■ Task directions:
From the first line to the last, repeat the data below exactly.

■ Extracted information:
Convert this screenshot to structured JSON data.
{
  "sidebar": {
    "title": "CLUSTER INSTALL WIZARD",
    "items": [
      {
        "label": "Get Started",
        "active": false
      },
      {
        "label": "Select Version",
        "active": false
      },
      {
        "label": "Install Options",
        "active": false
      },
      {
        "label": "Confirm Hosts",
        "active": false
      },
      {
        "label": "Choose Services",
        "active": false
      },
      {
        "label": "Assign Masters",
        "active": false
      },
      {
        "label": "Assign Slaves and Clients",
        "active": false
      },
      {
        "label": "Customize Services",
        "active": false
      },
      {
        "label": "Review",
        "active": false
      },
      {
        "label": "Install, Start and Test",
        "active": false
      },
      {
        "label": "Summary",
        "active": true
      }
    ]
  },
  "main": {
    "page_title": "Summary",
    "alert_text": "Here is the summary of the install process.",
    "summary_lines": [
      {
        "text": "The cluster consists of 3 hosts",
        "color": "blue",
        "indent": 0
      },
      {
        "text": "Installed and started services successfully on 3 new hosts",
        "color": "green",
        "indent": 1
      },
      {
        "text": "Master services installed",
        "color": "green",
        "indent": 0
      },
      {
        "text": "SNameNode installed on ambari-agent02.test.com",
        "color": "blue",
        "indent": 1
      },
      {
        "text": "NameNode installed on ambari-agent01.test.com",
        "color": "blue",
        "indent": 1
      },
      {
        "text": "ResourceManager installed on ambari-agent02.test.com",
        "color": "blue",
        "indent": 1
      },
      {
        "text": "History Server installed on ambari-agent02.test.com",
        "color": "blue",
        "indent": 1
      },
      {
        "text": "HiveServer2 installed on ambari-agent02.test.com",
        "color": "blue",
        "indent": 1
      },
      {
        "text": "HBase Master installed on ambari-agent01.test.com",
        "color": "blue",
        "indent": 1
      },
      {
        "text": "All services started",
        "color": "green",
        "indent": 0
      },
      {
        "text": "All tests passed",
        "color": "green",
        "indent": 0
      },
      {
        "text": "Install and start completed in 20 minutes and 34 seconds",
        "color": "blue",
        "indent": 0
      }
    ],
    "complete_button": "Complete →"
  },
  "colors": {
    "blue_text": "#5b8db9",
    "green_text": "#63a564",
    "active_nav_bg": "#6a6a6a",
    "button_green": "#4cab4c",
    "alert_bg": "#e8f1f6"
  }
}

■ Exercise result:
Convert this screenshot to structured JSON data.
{
  "sidebar": {
    "title": "CLUSTER INSTALL WIZARD",
    "items": [
      {
        "label": "Get Started",
        "active": false
      },
      {
        "label": "Select Version",
        "active": false
      },
      {
        "label": "Install Options",
        "active": false
      },
      {
        "label": "Confirm Hosts",
        "active": false
      },
      {
        "label": "Choose Services",
        "active": false
      },
      {
        "label": "Assign Masters",
        "active": false
      },
      {
        "label": "Assign Slaves and Clients",
        "active": false
      },
      {
        "label": "Customize Services",
        "active": false
      },
      {
        "label": "Review",
        "active": false
      },
      {
        "label": "Install, Start and Test",
        "active": false
      },
      {
        "label": "Summary",
        "active": true
      }
    ]
  },
  "main": {
    "page_title": "Summary",
    "alert_text": "Here is the summary of the install process.",
    "summary_lines": [
      {
        "text": "The cluster consists of 3 hosts",
        "color": "blue",
        "indent": 0
      },
      {
        "text": "Installed and started services successfully on 3 new hosts",
        "color": "green",
        "indent": 1
      },
      {
        "text": "Master services installed",
        "color": "green",
        "indent": 0
      },
      {
        "text": "SNameNode installed on ambari-agent02.test.com",
        "color": "blue",
        "indent": 1
      },
      {
        "text": "NameNode installed on ambari-agent01.test.com",
        "color": "blue",
        "indent": 1
      },
      {
        "text": "ResourceManager installed on ambari-agent02.test.com",
        "color": "blue",
        "indent": 1
      },
      {
        "text": "History Server installed on ambari-agent02.test.com",
        "color": "blue",
        "indent": 1
      },
      {
        "text": "HiveServer2 installed on ambari-agent02.test.com",
        "color": "blue",
        "indent": 1
      },
      {
        "text": "HBase Master installed on ambari-agent01.test.com",
        "color": "blue",
        "indent": 1
      },
      {
        "text": "All services started",
        "color": "green",
        "indent": 0
      },
      {
        "text": "All tests passed",
        "color": "green",
        "indent": 0
      },
      {
        "text": "Install and start completed in 20 minutes and 34 seconds",
        "color": "blue",
        "indent": 0
      }
    ],
    "complete_button": "Complete →"
  },
  "colors": {
    "blue_text": "#5b8db9",
    "green_text": "#63a564",
    "active_nav_bg": "#6a6a6a",
    "button_green": "#4cab4c",
    "alert_bg": "#e8f1f6"
  }
}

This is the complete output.